By yaelk from Slashdot's another-security-breach department
chicksdaddy writes: You would think that the "damages" caused by massive online thefts, like those leveled against Target, Home Depot and Anthem Healthcare are self evident. But companies are arguing hard that they can't be sued for damages resulting from data breaches, because the "victims" can't show that they were harmed by the theft. That was the case back in June, when lawyers for Home Depot filed a motion to have a case linked to the compromise at that company dropped. The case was brought by customers whose data was stolen in the attack, but Home Depot's attorneys argued that those customers couldn't prove that they were harmed by the theft of their credit card information. Now a judge in San Francisco has dealt a blow to would-be defendants in a case against Anthem. In an opinion released on Sunday, U.S. District Judge Lucy Koh found that the loss of personal information in the breach of Anthem constitutes harm under New York's General Business Law. The ruling rejected arguments from Anthem and its lawyers that no direct harm resulted from the breach, which was first disclosed in February 2015. In her decision in the Anthem case, Koh reasoned that the theft of personal identification information is harm to consumers in itself, regardless of whether any subsequent misuse of it can be proven. Allegations of a "concrete and imminent threat of future harm" are enough to establish an injury and standing in the early stages of a breach suit, she said.Read Replies (0)

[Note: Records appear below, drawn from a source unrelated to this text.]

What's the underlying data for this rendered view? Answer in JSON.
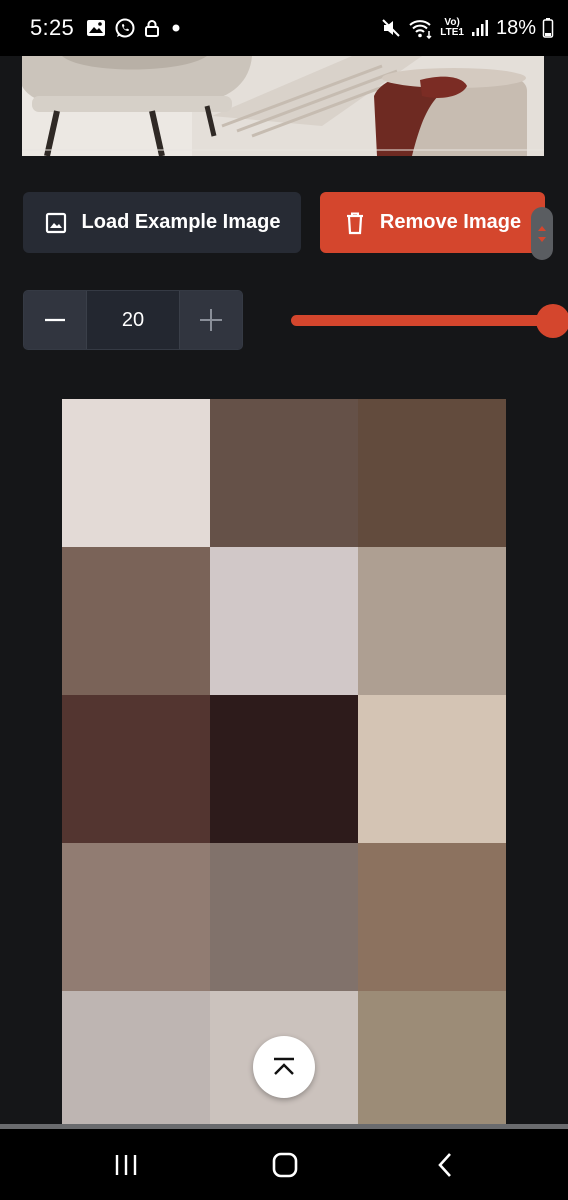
{
  "status_bar": {
    "time": "5:25",
    "left_icons": [
      "gallery-icon",
      "whatsapp-icon",
      "lock-icon",
      "dot-icon"
    ],
    "right_icons": [
      "mute-icon",
      "wifi-icon",
      "volte-icon",
      "signal-icon",
      "battery-icon"
    ],
    "volte_label_top": "Vo)",
    "volte_label_bottom": "LTE1",
    "battery": "18%"
  },
  "actions": {
    "load_label": "Load Example Image",
    "remove_label": "Remove Image"
  },
  "stepper": {
    "value": "20",
    "minus_icon": "minus-icon",
    "plus_icon": "plus-icon"
  },
  "slider": {
    "value_fraction": 1.0
  },
  "colors": {
    "accent": "#d4462d",
    "background": "#151618"
  },
  "palette": [
    "#e3dad6",
    "#655148",
    "#624b3d",
    "#7a6358",
    "#d1c8c8",
    "#ae9f92",
    "#533530",
    "#2d1b1b",
    "#d4c4b4",
    "#917c72",
    "#81726b",
    "#8c725f",
    "#beb5b2",
    "#cbc2bd",
    "#9c8c77"
  ],
  "floating_button": {
    "icon": "scroll-to-top-icon"
  },
  "nav": {
    "recents_icon": "recents-icon",
    "home_icon": "home-icon",
    "back_icon": "back-icon"
  }
}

By timothy from Slashdot's lawyers-should-warn-you-about-certain-words department
Robotech_Master writes: The ongoing saga of the Neverstop plan shows that Karma Wireless just can't seem to catch a break as far as high-bandwidth plans are concerned. After starting out with a straight pay-per-bandwidth plan, "Refuel," for its $150 wireless hotspot, Karma thought it would innovate with a throttled-but-otherwise-unlimited 4G plan, "Neverstop." However, it soon discovered that users were taking it at its word and using up considerably more bandwidth than Karma expected or could afford. After experimenting with further throttling, Karma subsequently revamped the plan into a $50 per month, 15 GB plan that throttled to dialup speed after it ran out.
However, now it turns out even that plan was too optimistic, and Karma has opted to dump the Neverstop plan altogether in favor of tiered monthly plan called Pulse —whose bandwidth costs significantly more. ($40/mo for 5 GB, $75 for 10 GB, $140 for 20 GB.) Karma's "unlimited" users weren't pleased the first time the plan changed, and now they're practically through the roof.Read Replies (0)